◆ **What is required**
Line by line, restate the listing below without any change.

◆ **Source data**

++++++

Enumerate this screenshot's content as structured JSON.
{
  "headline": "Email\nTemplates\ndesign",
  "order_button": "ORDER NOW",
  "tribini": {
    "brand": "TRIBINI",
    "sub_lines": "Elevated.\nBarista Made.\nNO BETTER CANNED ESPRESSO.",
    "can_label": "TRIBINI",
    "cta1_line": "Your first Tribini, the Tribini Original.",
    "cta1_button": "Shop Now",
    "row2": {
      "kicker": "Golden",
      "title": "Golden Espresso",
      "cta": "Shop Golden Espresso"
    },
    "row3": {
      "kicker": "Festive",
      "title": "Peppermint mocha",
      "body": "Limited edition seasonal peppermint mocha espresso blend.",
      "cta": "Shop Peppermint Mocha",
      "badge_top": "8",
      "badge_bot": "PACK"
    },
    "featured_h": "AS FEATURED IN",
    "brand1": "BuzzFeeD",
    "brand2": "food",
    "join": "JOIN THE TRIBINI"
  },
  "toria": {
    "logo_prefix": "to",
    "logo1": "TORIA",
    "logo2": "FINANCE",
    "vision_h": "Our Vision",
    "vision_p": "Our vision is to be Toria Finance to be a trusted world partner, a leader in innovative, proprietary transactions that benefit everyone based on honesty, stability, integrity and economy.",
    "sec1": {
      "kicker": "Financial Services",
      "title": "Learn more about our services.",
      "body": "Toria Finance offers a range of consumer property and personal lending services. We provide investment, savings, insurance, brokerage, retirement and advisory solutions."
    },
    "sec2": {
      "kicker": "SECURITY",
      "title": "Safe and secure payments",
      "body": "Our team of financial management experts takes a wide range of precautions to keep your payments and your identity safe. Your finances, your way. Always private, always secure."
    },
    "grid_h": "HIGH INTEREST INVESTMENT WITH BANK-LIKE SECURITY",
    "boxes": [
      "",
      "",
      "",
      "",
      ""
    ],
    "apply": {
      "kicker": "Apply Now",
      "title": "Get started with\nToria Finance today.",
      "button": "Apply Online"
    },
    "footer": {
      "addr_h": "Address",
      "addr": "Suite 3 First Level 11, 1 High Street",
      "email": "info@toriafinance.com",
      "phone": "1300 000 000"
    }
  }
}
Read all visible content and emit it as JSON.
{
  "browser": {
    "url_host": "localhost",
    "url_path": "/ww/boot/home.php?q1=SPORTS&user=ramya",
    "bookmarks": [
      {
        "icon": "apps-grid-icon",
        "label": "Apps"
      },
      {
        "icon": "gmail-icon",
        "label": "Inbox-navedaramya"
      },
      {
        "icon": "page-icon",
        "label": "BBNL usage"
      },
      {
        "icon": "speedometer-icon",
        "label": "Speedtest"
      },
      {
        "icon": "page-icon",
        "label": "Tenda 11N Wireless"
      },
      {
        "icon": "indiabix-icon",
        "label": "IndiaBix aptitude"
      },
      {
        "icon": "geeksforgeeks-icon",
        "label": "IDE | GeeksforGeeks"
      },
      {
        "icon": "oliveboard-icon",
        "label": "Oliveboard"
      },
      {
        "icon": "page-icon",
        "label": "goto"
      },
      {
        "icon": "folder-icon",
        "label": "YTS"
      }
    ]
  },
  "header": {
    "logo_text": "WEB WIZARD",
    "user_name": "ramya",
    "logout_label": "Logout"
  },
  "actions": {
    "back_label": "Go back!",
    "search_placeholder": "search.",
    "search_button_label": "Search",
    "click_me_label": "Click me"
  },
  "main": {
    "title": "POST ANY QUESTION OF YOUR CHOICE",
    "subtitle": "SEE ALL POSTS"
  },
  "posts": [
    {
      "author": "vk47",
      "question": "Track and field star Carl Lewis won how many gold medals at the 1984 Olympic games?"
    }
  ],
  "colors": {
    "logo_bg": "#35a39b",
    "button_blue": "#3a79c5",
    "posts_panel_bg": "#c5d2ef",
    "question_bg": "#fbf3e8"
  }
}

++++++

◆ **Answer to the problem**
Enumerate this screenshot's content as structured JSON.
{
  "headline": "Email\nTemplates\ndesign",
  "order_button": "ORDER NOW",
  "tribini": {
    "brand": "TRIBINI",
    "sub_lines": "Elevated.\nBarista Made.\nNO BETTER CANNED ESPRESSO.",
    "can_label": "TRIBINI",
    "cta1_line": "Your first Tribini, the Tribini Original.",
    "cta1_button": "Shop Now",
    "row2": {
      "kicker": "Golden",
      "title": "Golden Espresso",
      "cta": "Shop Golden Espresso"
    },
    "row3": {
      "kicker": "Festive",
      "title": "Peppermint mocha",
      "body": "Limited edition seasonal peppermint mocha espresso blend.",
      "cta": "Shop Peppermint Mocha",
      "badge_top": "8",
      "badge_bot": "PACK"
    },
    "featured_h": "AS FEATURED IN",
    "brand1": "BuzzFeeD",
    "brand2": "food",
    "join": "JOIN THE TRIBINI"
  },
  "toria": {
    "logo_prefix": "to",
    "logo1": "TORIA",
    "logo2": "FINANCE",
    "vision_h": "Our Vision",
    "vision_p": "Our vision is to be Toria Finance to be a trusted world partner, a leader in innovative, proprietary transactions that benefit everyone based on honesty, stability, integrity and economy.",
    "sec1": {
      "kicker": "Financial Services",
      "title": "Learn more about our services.",
      "body": "Toria Finance offers a range of consumer property and personal lending services. We provide investment, savings, insurance, brokerage, retirement and advisory solutions."
    },
    "sec2": {
      "kicker": "SECURITY",
      "title": "Safe and secure payments",
      "body": "Our team of financial management experts takes a wide range of precautions to keep your payments and your identity safe. Your finances, your way. Always private, always secure."
    },
    "grid_h": "HIGH INTEREST INVESTMENT WITH BANK-LIKE SECURITY",
    "boxes": [
      "",
      "",
      "",
      "",
      ""
    ],
    "apply": {
      "kicker": "Apply Now",
      "title": "Get started with\nToria Finance today.",
      "button": "Apply Online"
    },
    "footer": {
      "addr_h": "Address",
      "addr": "Suite 3 First Level 11, 1 High Street",
      "email": "info@toriafinance.com",
      "phone": "1300 000 000"
    }
  }
}
Read all visible content and emit it as JSON.
{
  "browser": {
    "url_host": "localhost",
    "url_path": "/ww/boot/home.php?q1=SPORTS&user=ramya",
    "bookmarks": [
      {
        "icon": "apps-grid-icon",
        "label": "Apps"
      },
      {
        "icon": "gmail-icon",
        "label": "Inbox-navedaramya"
      },
      {
        "icon": "page-icon",
        "label": "BBNL usage"
      },
      {
        "icon": "speedometer-icon",
        "label": "Speedtest"
      },
      {
        "icon": "page-icon",
        "label": "Tenda 11N Wireless"
      },
      {
        "icon": "indiabix-icon",
        "label": "IndiaBix aptitude"
      },
      {
        "icon": "geeksforgeeks-icon",
        "label": "IDE | GeeksforGeeks"
      },
      {
        "icon": "oliveboard-icon",
        "label": "Oliveboard"
      },
      {
        "icon": "page-icon",
        "label": "goto"
      },
      {
        "icon": "folder-icon",
        "label": "YTS"
      }
    ]
  },
  "header": {
    "logo_text": "WEB WIZARD",
    "user_name": "ramya",
    "logout_label": "Logout"
  },
  "actions": {
    "back_label": "Go back!",
    "search_placeholder": "search.",
    "search_button_label": "Search",
    "click_me_label": "Click me"
  },
  "main": {
    "title": "POST ANY QUESTION OF YOUR CHOICE",
    "subtitle": "SEE ALL POSTS"
  },
  "posts": [
    {
      "author": "vk47",
      "question": "Track and field star Carl Lewis won how many gold medals at the 1984 Olympic games?"
    }
  ],
  "colors": {
    "logo_bg": "#35a39b",
    "button_blue": "#3a79c5",
    "posts_panel_bg": "#c5d2ef",
    "question_bg": "#fbf3e8"
  }
}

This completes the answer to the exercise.